A wise man avoids encounters with the law. Whatever your budget, it’s still more than you can afford. Not only that but once entangled with lawyers, you place yourself at the mercy of their wit, or even more unnerving, their sense of what is proper. If they feel your case is without merit, you will see this reflected both in their behaviour and the final bill.
The case that really drove this home to me was Gowallon v The guild of leather tanners. Gowallon was a Sinecurist. He took on the task of keeping the streets clear of dog turds. A specialist duty but a vital one as I’m sure you’ll agree. This he did by paying the collectors so much a bucket for the stuff they gathered. He would then sell it on to the leather tanners. They used it for bating the leather, pounding it in and leaving it to soak. It makes the leather soft and supple.
The issue was that Gowallon didn’t want to actually have to meet all the collectors personally. In theory he could have driven round the city with a horse and cart, but given he was a man with wide business interests, he had better things to do. So he hired three turd-cart men. These three men each had various places in the city where they’d wait between certain hours, and then move on to their next designated pick-up point. When their cart was full they would go round the various tanneries and sell their wares.
Obviously they had to sell their wares at a higher price than Gowallon paid the collectors. Whilst Gowallon was resigned to losing money on his sinecure, (which is the inevitable nature of sinecures in this city) he wanted to control his losses. Thus when he discovered that some of the collectors were selling direct to tanners, he had resort to the courts to stop this. You can see his point, he had to go to the expense of hiring the turd-carts and similar. His costs were the same whether the collectors sold to him or not.
Now the Court of Sinecures is unusual in that there are only ever two judges sitting. Not only that but they’re not full judges, they’re just respected lawyers. (By respected we really mean had nothing better to do that day and needed the money.)
The idea behind only having two was that if they agreed, all well and good. But if they couldn’t agree the issue was sent direct to the Council of Sinecurists to deal with. In the case of Gowallon v The guild of leather tanners the two lawyers were Broon Halftangle, who trained in Partann but does do some work in Port Naain, and Bathose Zare who also hails from Partann. (As an aside there are some who claim that the Port Naain circuit is overrun with Partannese lawyers who are little better than the pirates they represent.)
Gowallon put his case to the court, and the bench asked the Tanners to put forward their case for the defence.

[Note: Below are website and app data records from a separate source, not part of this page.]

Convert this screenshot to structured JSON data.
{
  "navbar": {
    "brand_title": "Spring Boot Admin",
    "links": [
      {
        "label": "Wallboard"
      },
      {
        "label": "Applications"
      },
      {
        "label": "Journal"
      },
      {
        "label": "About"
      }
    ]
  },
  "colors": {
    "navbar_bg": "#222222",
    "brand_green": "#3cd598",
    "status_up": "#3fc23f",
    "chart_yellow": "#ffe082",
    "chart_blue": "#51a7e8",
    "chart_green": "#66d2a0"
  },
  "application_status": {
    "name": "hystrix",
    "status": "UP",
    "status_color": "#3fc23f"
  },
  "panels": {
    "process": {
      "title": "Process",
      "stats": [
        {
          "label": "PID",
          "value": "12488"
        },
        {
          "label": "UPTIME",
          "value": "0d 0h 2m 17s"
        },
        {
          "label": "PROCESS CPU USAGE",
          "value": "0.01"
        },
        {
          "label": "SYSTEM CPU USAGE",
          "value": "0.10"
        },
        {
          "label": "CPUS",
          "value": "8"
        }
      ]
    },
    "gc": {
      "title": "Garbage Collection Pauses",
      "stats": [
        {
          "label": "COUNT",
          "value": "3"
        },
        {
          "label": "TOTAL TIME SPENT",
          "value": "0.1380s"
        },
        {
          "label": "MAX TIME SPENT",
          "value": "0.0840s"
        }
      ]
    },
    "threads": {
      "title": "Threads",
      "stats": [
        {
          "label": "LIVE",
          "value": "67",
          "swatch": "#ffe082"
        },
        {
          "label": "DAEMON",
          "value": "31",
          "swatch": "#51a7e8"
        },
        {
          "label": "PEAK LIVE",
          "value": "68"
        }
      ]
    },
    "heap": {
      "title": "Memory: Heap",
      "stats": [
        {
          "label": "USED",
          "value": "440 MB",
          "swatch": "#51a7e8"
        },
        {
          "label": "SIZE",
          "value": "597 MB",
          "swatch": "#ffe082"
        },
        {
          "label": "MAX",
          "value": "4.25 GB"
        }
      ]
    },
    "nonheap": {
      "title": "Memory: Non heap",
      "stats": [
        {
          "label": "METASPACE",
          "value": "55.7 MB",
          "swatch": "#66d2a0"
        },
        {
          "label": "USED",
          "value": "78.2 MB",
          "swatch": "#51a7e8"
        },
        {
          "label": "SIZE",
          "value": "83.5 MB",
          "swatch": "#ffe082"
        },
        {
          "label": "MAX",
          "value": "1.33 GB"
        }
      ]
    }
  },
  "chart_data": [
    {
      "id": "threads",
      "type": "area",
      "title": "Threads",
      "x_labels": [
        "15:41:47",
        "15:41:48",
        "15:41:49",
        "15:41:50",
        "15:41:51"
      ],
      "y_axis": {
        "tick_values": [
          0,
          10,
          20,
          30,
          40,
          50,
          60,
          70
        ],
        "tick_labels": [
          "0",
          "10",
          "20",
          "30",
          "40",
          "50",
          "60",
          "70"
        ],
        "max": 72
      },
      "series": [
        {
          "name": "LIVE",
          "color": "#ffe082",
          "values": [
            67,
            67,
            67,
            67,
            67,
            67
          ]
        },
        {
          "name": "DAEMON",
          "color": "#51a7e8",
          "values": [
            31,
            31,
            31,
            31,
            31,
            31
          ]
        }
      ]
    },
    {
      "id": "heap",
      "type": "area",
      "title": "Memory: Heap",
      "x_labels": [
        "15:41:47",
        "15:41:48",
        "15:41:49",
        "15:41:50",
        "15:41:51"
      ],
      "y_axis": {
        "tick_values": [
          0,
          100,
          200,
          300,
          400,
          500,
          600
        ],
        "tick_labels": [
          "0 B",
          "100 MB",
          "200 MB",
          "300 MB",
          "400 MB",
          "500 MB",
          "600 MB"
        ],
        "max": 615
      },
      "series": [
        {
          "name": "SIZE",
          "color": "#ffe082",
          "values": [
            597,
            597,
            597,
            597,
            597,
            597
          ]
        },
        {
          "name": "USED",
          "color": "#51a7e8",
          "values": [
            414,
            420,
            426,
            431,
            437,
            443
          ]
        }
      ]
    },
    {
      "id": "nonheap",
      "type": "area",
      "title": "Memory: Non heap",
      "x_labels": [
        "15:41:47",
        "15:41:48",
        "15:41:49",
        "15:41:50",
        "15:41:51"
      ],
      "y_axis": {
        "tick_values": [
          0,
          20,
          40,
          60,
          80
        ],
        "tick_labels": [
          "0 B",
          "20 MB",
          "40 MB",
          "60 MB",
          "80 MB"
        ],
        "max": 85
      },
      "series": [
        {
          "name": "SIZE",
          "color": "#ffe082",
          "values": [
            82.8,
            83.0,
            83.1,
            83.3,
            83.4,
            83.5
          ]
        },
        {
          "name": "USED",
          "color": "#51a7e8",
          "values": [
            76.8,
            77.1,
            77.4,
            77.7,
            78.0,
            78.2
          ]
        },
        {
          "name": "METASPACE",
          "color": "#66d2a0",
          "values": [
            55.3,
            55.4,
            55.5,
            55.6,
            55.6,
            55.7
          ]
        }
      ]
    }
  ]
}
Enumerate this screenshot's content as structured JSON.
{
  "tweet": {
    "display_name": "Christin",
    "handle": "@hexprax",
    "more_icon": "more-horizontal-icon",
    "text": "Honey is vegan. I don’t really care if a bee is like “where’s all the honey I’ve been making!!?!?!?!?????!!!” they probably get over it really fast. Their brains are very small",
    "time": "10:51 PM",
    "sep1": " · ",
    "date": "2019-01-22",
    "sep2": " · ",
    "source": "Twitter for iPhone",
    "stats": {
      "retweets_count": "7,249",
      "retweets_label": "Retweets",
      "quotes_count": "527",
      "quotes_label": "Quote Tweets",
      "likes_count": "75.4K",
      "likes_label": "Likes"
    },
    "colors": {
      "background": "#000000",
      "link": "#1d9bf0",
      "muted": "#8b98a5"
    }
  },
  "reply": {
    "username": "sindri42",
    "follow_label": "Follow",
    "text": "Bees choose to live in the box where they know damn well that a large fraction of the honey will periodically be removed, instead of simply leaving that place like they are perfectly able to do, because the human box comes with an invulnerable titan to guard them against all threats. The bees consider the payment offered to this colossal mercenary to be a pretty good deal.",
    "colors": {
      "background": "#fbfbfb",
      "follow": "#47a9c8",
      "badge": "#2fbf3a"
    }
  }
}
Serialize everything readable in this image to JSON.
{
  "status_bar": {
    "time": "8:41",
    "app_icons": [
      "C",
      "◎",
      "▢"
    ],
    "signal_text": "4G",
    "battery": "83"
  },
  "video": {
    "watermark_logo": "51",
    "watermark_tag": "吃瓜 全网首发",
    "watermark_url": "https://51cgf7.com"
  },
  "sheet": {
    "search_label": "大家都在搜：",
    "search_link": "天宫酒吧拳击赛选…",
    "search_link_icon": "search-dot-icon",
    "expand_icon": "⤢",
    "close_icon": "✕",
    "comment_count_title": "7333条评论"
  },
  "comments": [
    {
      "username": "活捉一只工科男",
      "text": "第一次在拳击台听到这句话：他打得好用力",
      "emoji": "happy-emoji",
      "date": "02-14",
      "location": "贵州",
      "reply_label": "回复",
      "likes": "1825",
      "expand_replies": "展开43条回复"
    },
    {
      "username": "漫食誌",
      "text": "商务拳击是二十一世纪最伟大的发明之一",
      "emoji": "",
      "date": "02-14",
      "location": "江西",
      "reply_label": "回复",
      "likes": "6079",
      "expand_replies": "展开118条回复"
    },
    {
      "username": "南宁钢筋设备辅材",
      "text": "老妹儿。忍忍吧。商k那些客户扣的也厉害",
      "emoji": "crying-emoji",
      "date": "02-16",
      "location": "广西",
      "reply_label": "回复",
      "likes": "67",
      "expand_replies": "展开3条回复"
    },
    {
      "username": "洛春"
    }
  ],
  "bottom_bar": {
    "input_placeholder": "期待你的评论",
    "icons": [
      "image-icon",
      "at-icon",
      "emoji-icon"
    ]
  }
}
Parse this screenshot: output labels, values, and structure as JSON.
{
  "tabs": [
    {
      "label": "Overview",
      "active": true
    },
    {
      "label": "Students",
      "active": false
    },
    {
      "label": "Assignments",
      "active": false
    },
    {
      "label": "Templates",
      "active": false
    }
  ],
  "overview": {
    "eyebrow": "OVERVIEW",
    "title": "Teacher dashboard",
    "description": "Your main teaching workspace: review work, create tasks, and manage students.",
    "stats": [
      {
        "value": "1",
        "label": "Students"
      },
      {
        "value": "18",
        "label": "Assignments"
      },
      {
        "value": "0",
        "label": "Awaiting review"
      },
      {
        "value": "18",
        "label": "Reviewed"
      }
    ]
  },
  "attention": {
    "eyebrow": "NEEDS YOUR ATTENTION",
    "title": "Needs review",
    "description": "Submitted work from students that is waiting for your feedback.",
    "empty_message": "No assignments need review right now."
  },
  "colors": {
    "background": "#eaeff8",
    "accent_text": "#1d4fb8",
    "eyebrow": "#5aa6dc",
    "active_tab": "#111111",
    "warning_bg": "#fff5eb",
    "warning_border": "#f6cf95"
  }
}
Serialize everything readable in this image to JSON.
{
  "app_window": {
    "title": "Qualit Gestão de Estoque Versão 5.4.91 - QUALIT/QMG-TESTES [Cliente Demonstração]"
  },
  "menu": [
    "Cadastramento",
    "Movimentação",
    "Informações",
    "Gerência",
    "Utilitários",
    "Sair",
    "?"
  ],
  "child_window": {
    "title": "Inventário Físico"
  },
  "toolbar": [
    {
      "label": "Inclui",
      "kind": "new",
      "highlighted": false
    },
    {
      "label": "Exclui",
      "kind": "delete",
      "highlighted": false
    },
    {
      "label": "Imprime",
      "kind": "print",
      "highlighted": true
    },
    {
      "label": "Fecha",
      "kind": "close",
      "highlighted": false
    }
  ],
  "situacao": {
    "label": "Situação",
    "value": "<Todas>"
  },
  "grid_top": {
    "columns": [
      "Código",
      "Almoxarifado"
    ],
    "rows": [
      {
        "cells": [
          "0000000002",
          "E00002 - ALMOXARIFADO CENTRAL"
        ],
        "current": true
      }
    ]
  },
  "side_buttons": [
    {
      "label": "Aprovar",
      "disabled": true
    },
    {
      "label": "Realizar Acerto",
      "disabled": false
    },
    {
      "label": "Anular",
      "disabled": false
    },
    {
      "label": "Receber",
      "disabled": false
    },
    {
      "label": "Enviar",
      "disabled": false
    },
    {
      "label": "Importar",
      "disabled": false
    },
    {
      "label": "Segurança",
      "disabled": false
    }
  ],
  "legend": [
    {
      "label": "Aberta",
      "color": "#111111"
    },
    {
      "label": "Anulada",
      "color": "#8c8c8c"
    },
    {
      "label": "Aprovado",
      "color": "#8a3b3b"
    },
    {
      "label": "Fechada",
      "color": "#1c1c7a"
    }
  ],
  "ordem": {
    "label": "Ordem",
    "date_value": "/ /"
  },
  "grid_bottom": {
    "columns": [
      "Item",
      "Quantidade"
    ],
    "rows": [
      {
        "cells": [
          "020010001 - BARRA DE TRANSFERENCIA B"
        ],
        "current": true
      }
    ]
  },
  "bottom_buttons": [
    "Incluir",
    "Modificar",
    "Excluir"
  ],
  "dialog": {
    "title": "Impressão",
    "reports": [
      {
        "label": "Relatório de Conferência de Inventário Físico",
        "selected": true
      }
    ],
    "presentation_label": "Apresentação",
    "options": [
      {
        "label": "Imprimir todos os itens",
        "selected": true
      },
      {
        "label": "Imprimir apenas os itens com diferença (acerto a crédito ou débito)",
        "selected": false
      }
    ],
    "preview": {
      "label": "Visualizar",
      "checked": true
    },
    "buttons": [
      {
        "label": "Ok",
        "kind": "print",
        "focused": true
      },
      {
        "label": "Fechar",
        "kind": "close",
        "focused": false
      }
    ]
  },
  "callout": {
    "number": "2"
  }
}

Their stance was simple. They pointed out that the collectors would just arrive with a bucket, claim they were from Gowallan and demand paying. So the tanners paid them. They couldn’t tell the proper ‘Gowallan sanctioned dog turds’ from ‘Collector’s dog turds.’
Now frankly this was nonsense, the collectors I know had been charging the tanners more than they got from Gowallan, but less than Gowallan charged the tanners. The tanners knew fine well who they were buying off and why.
But Halftangle and Zare, sitting chuckling on the bench, effected to believe the defence. They then laid down that there must be an inspector of dog turds. All the turds collected must be pressed into briquettes and stamped with an official stamp. The position of inspector was to become an official position and would pay one Alar a week. To be honest the salary isn’t excessive, it’s about what a working man would earn in that period.
Gowallan wasn’t happy and appealed. Unfortunately for him, purely by the workings of blind chance so beloved by the legal profession, his appeal was heard by the same pair. They pondered deeply and then pronounced that the original judgement was wrong in detail. They increased the salary of the Inspector of dog turds to two alars a week. The inspector was to wear a calf length brown robe whilst working. Not only did the inspector have to stamp the briquettes, he had to inspect the records of tanners to ensure that they weren’t using unstamped material.
Gowallan gave up at that point. He bit the bullet, paid an inspector and from then on the tanners had to make do with officially stamped briquettes. They used to sigh in their beer about the good old days when you could get your dog turds loose from the cart, they were so much cheaper.
The position of Inspector of dog turds went to a young lady called Chastity Zare, who was studying law in the university in Port Naain. Obviously she didn’t do the job herself, she just paid somebody an alar a week to do the job and pocketed the rest. Student life is not cheap.
In case you wondered,
is still a mere 99p!